By Naomi Tomky
Unboxing a brand-new sous vide machine is exciting—but sometimes, the rush to get started can lead to avoidable mistakes. These quick tips will help new sous vide cooks get a handle on some of the easily overlooked complications, and give even experienced chefs a reminder on the technique’s specific quirks.
LET THE WATER EVAPORATE.
Cooking in a container on your countertop instead of in a pot on the stove doesn’t mean the heat of cooking sous vide won’t evaporate the water. After you’ve set up your food in the water bath, cover the container using a custom-fit top, plastic wrap, or a layer of pingpong balls. If you add water, heat it first to the same temperature in a separate container so it doesn’t change the cooking temperature.
COOK MEAT BELOW 130˚F FOR A LONG PERIOD OF TIME.
Learning to cook meat low and slow can be addicting, and while it might seem like it’ll just get better and better the lower and slower you go, it’s best to keep it above 130˚F (54.4°C) for safety.
STORE RAW FOOD SOUS VIDE.
Sous vide pouches are specially designed to eliminate the transfer of oxygen, making the plastic bags perfect for cooking underwater. Raw sous vide food storage is not safe. Pack and refrigerate uncooked ingredients, and you can wind up with some funky food: Veggies will ferment more quickly, and raw meats and fish will end up with a shorter shelf life. Your best bet? Cook or freeze immediately after packing for safe and long-lasting results.
BAG EACH SERVING INDIVIDUALLY.
While it may seem tempting to throw a few fish filets or chicken breasts into a bag together, beware: The proteins will fuse together during the sous vide cooking process.
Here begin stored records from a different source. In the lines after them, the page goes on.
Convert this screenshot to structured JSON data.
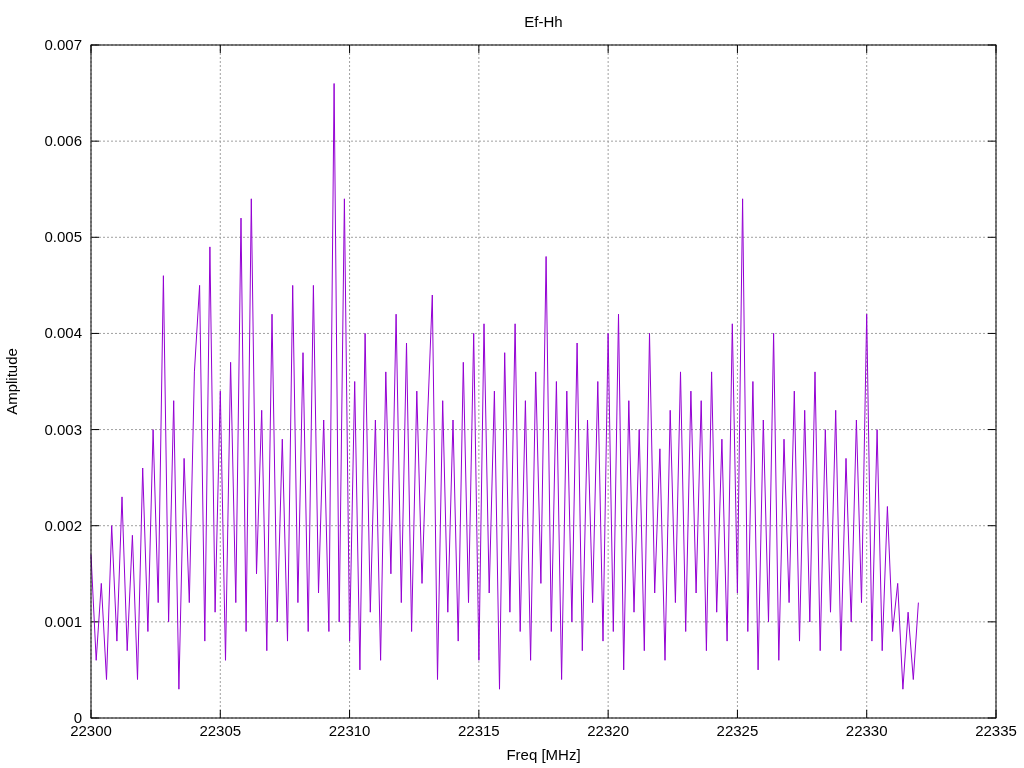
{
  "chart": {
    "chart_data": {
      "type": "line",
      "title": "Ef-Hh",
      "xlabel": "Freq [MHz]",
      "ylabel": "Amplitude",
      "grid": true,
      "xlim": [
        22300,
        22335
      ],
      "ylim": [
        0,
        0.007
      ],
      "xticks": [
        22300,
        22305,
        22310,
        22315,
        22320,
        22325,
        22330,
        22335
      ],
      "yticks": [
        {
          "value": 0,
          "label": "0"
        },
        {
          "value": 0.001,
          "label": "0.001"
        },
        {
          "value": 0.002,
          "label": "0.002"
        },
        {
          "value": 0.003,
          "label": "0.003"
        },
        {
          "value": 0.004,
          "label": "0.004"
        },
        {
          "value": 0.005,
          "label": "0.005"
        },
        {
          "value": 0.006,
          "label": "0.006"
        },
        {
          "value": 0.007,
          "label": "0.007"
        }
      ],
      "x": [
        22300,
        22300.2,
        22300.4,
        22300.6,
        22300.8,
        22301,
        22301.2,
        22301.4,
        22301.6,
        22301.8,
        22302,
        22302.2,
        22302.4,
        22302.6,
        22302.8,
        22303,
        22303.2,
        22303.4,
        22303.6,
        22303.8,
        22304,
        22304.2,
        22304.4,
        22304.6,
        22304.8,
        22305,
        22305.2,
        22305.4,
        22305.6,
        22305.8,
        22306,
        22306.2,
        22306.4,
        22306.6,
        22306.8,
        22307,
        22307.2,
        22307.4,
        22307.6,
        22307.8,
        22308,
        22308.2,
        22308.4,
        22308.6,
        22308.8,
        22309,
        22309.2,
        22309.4,
        22309.6,
        22309.8,
        22310,
        22310.2,
        22310.4,
        22310.6,
        22310.8,
        22311,
        22311.2,
        22311.4,
        22311.6,
        22311.8,
        22312,
        22312.2,
        22312.4,
        22312.6,
        22312.8,
        22313,
        22313.2,
        22313.4,
        22313.6,
        22313.8,
        22314,
        22314.2,
        22314.4,
        22314.6,
        22314.8,
        22315,
        22315.2,
        22315.4,
        22315.6,
        22315.8,
        22316,
        22316.2,
        22316.4,
        22316.6,
        22316.8,
        22317,
        22317.2,
        22317.4,
        22317.6,
        22317.8,
        22318,
        22318.2,
        22318.4,
        22318.6,
        22318.8,
        22319,
        22319.2,
        22319.4,
        22319.6,
        22319.8,
        22320,
        22320.2,
        22320.4,
        22320.6,
        22320.8,
        22321,
        22321.2,
        22321.4,
        22321.6,
        22321.8,
        22322,
        22322.2,
        22322.4,
        22322.6,
        22322.8,
        22323,
        22323.2,
        22323.4,
        22323.6,
        22323.8,
        22324,
        22324.2,
        22324.4,
        22324.6,
        22324.8,
        22325,
        22325.2,
        22325.4,
        22325.6,
        22325.8,
        22326,
        22326.2,
        22326.4,
        22326.6,
        22326.8,
        22327,
        22327.2,
        22327.4,
        22327.6,
        22327.8,
        22328,
        22328.2,
        22328.4,
        22328.6,
        22328.8,
        22329,
        22329.2,
        22329.4,
        22329.6,
        22329.8,
        22330,
        22330.2,
        22330.4,
        22330.6,
        22330.8,
        22331,
        22331.2,
        22331.4,
        22331.6,
        22331.8,
        22332
      ],
      "series": [
        {
          "color": "#9400d3",
          "values": [
            0.0017,
            0.0006,
            0.0014,
            0.0004,
            0.002,
            0.0008,
            0.0023,
            0.0007,
            0.0019,
            0.0004,
            0.0026,
            0.0009,
            0.003,
            0.0012,
            0.0046,
            0.001,
            0.0033,
            0.0003,
            0.0027,
            0.0012,
            0.0036,
            0.0045,
            0.0008,
            0.0049,
            0.0011,
            0.0034,
            0.0006,
            0.0037,
            0.0012,
            0.0052,
            0.0009,
            0.0054,
            0.0015,
            0.0032,
            0.0007,
            0.0042,
            0.001,
            0.0029,
            0.0008,
            0.0045,
            0.0012,
            0.0038,
            0.0009,
            0.0045,
            0.0013,
            0.0031,
            0.0009,
            0.0066,
            0.001,
            0.0054,
            0.0008,
            0.0035,
            0.0005,
            0.004,
            0.0011,
            0.0031,
            0.0006,
            0.0036,
            0.0015,
            0.0042,
            0.0012,
            0.0039,
            0.0009,
            0.0034,
            0.0014,
            0.003,
            0.0044,
            0.0004,
            0.0033,
            0.0011,
            0.0031,
            0.0008,
            0.0037,
            0.0012,
            0.004,
            0.0006,
            0.0041,
            0.0013,
            0.0034,
            0.0003,
            0.0038,
            0.0011,
            0.0041,
            0.0009,
            0.0033,
            0.0006,
            0.0036,
            0.0014,
            0.0048,
            0.0009,
            0.0035,
            0.0004,
            0.0034,
            0.001,
            0.0039,
            0.0007,
            0.0031,
            0.0012,
            0.0035,
            0.0008,
            0.004,
            0.0009,
            0.0042,
            0.0005,
            0.0033,
            0.0011,
            0.003,
            0.0007,
            0.004,
            0.0013,
            0.0028,
            0.0006,
            0.0032,
            0.0012,
            0.0036,
            0.0009,
            0.0034,
            0.0013,
            0.0033,
            0.0007,
            0.0036,
            0.0011,
            0.0029,
            0.0008,
            0.0041,
            0.0013,
            0.0054,
            0.0009,
            0.0035,
            0.0005,
            0.0031,
            0.001,
            0.004,
            0.0006,
            0.0029,
            0.0012,
            0.0034,
            0.0008,
            0.0032,
            0.001,
            0.0036,
            0.0007,
            0.003,
            0.0011,
            0.0032,
            0.0007,
            0.0027,
            0.001,
            0.0031,
            0.0012,
            0.0042,
            0.0008,
            0.003,
            0.0007,
            0.0022,
            0.0009,
            0.0014,
            0.0003,
            0.0011,
            0.0004,
            0.0012
          ]
        }
      ]
    }
  }
}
If you’re just doing a quick and casual meal for yourself, this might not be an issue; but if you’re showing off some rib-eyes for dinner guests, you’ll want to bag each one individually in sous vide-safe bags.
CHILL FOOD QUICKLY.
When your dish is done cooking sous vide, you have three options: eat it, heat it, or chill it. Leaving food at a medium temperature—“the danger zone,” or 40˚F (4.4°C) to 140˚F (60°C)—allows bacteria to grow, so you’ll want to either eat your food right away, heat it (e.g. searing a steak post-cook), or chill it within two hours, finishing with an ice bath.
Juicy, flavorful, and perfectly done: Follow this sous vide flank steak recipe for red-meat nirvana.
Juicy, faintly tart blueberry is a fitting counterpoint to rich, flavorful duck. Your taste buds will thank you.
Ramekins add shape to this decadent bread pudding recipe.
Dedicated to the Art & Science of Sous Vide
The first publication devoted to the art and science of sous vide cooking, featuring innovative recipes, visual inspiration, expert techniques for cooking sous vide at home, and exclusive interviews with world-class chefs.